__RECORD EXCERPTS__.
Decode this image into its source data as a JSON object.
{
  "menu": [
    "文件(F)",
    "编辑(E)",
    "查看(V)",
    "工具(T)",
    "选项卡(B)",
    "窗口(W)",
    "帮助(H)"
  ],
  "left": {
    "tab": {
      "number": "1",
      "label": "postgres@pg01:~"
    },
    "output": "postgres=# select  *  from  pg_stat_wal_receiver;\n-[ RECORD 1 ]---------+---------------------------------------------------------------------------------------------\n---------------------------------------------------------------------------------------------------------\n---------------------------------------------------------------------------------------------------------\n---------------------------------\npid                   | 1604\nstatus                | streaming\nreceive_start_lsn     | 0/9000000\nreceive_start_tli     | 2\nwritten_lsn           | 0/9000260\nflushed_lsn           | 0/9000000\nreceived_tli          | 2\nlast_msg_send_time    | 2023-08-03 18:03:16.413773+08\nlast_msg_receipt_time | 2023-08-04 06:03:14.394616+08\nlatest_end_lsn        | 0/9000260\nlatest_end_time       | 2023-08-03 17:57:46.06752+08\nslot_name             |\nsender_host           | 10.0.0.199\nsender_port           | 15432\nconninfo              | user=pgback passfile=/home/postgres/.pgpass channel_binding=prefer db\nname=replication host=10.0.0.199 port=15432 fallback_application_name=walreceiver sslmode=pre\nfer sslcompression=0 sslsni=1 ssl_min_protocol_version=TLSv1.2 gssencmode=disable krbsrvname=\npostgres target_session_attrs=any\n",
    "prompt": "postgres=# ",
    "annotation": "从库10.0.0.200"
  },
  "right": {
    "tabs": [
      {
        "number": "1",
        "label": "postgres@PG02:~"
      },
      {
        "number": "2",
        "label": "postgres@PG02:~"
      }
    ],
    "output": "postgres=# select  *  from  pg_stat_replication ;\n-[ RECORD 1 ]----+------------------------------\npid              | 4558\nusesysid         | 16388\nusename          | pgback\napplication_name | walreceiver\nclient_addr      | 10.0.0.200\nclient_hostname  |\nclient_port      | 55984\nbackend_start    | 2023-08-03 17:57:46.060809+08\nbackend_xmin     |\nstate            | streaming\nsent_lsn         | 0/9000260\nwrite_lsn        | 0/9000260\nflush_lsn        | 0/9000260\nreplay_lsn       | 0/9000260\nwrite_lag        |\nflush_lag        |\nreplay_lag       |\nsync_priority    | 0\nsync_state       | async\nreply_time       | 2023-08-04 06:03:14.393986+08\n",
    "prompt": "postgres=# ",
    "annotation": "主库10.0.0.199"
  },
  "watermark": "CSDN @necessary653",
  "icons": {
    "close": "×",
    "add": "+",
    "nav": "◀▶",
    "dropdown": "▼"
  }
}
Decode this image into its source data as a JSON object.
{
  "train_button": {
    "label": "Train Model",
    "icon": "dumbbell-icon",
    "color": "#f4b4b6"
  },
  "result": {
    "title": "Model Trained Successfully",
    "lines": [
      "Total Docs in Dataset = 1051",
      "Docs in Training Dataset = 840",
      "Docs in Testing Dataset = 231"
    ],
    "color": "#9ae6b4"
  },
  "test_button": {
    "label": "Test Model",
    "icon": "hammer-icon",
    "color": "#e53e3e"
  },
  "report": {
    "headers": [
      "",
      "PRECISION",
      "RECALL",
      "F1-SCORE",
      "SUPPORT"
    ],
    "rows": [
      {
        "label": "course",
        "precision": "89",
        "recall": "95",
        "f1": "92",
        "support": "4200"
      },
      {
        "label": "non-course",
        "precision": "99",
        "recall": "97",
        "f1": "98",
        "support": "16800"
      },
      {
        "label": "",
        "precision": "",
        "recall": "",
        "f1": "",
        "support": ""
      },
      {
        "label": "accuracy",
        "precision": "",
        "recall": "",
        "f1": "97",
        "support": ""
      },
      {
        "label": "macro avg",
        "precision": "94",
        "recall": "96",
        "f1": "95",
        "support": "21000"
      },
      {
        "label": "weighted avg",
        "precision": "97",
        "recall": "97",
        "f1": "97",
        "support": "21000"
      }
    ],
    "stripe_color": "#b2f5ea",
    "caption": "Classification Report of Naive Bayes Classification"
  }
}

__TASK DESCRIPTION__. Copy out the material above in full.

__ANSWER SPACE__.
Decode this image into its source data as a JSON object.
{
  "menu": [
    "文件(F)",
    "编辑(E)",
    "查看(V)",
    "工具(T)",
    "选项卡(B)",
    "窗口(W)",
    "帮助(H)"
  ],
  "left": {
    "tab": {
      "number": "1",
      "label": "postgres@pg01:~"
    },
    "output": "postgres=# select  *  from  pg_stat_wal_receiver;\n-[ RECORD 1 ]---------+---------------------------------------------------------------------------------------------\n---------------------------------------------------------------------------------------------------------\n---------------------------------------------------------------------------------------------------------\n---------------------------------\npid                   | 1604\nstatus                | streaming\nreceive_start_lsn     | 0/9000000\nreceive_start_tli     | 2\nwritten_lsn           | 0/9000260\nflushed_lsn           | 0/9000000\nreceived_tli          | 2\nlast_msg_send_time    | 2023-08-03 18:03:16.413773+08\nlast_msg_receipt_time | 2023-08-04 06:03:14.394616+08\nlatest_end_lsn        | 0/9000260\nlatest_end_time       | 2023-08-03 17:57:46.06752+08\nslot_name             |\nsender_host           | 10.0.0.199\nsender_port           | 15432\nconninfo              | user=pgback passfile=/home/postgres/.pgpass channel_binding=prefer db\nname=replication host=10.0.0.199 port=15432 fallback_application_name=walreceiver sslmode=pre\nfer sslcompression=0 sslsni=1 ssl_min_protocol_version=TLSv1.2 gssencmode=disable krbsrvname=\npostgres target_session_attrs=any\n",
    "prompt": "postgres=# ",
    "annotation": "从库10.0.0.200"
  },
  "right": {
    "tabs": [
      {
        "number": "1",
        "label": "postgres@PG02:~"
      },
      {
        "number": "2",
        "label": "postgres@PG02:~"
      }
    ],
    "output": "postgres=# select  *  from  pg_stat_replication ;\n-[ RECORD 1 ]----+------------------------------\npid              | 4558\nusesysid         | 16388\nusename          | pgback\napplication_name | walreceiver\nclient_addr      | 10.0.0.200\nclient_hostname  |\nclient_port      | 55984\nbackend_start    | 2023-08-03 17:57:46.060809+08\nbackend_xmin     |\nstate            | streaming\nsent_lsn         | 0/9000260\nwrite_lsn        | 0/9000260\nflush_lsn        | 0/9000260\nreplay_lsn       | 0/9000260\nwrite_lag        |\nflush_lag        |\nreplay_lag       |\nsync_priority    | 0\nsync_state       | async\nreply_time       | 2023-08-04 06:03:14.393986+08\n",
    "prompt": "postgres=# ",
    "annotation": "主库10.0.0.199"
  },
  "watermark": "CSDN @necessary653",
  "icons": {
    "close": "×",
    "add": "+",
    "nav": "◀▶",
    "dropdown": "▼"
  }
}
Decode this image into its source data as a JSON object.
{
  "train_button": {
    "label": "Train Model",
    "icon": "dumbbell-icon",
    "color": "#f4b4b6"
  },
  "result": {
    "title": "Model Trained Successfully",
    "lines": [
      "Total Docs in Dataset = 1051",
      "Docs in Training Dataset = 840",
      "Docs in Testing Dataset = 231"
    ],
    "color": "#9ae6b4"
  },
  "test_button": {
    "label": "Test Model",
    "icon": "hammer-icon",
    "color": "#e53e3e"
  },
  "report": {
    "headers": [
      "",
      "PRECISION",
      "RECALL",
      "F1-SCORE",
      "SUPPORT"
    ],
    "rows": [
      {
        "label": "course",
        "precision": "89",
        "recall": "95",
        "f1": "92",
        "support": "4200"
      },
      {
        "label": "non-course",
        "precision": "99",
        "recall": "97",
        "f1": "98",
        "support": "16800"
      },
      {
        "label": "",
        "precision": "",
        "recall": "",
        "f1": "",
        "support": ""
      },
      {
        "label": "accuracy",
        "precision": "",
        "recall": "",
        "f1": "97",
        "support": ""
      },
      {
        "label": "macro avg",
        "precision": "94",
        "recall": "96",
        "f1": "95",
        "support": "21000"
      },
      {
        "label": "weighted avg",
        "precision": "97",
        "recall": "97",
        "f1": "97",
        "support": "21000"
      }
    ],
    "stripe_color": "#b2f5ea",
    "caption": "Classification Report of Naive Bayes Classification"
  }
}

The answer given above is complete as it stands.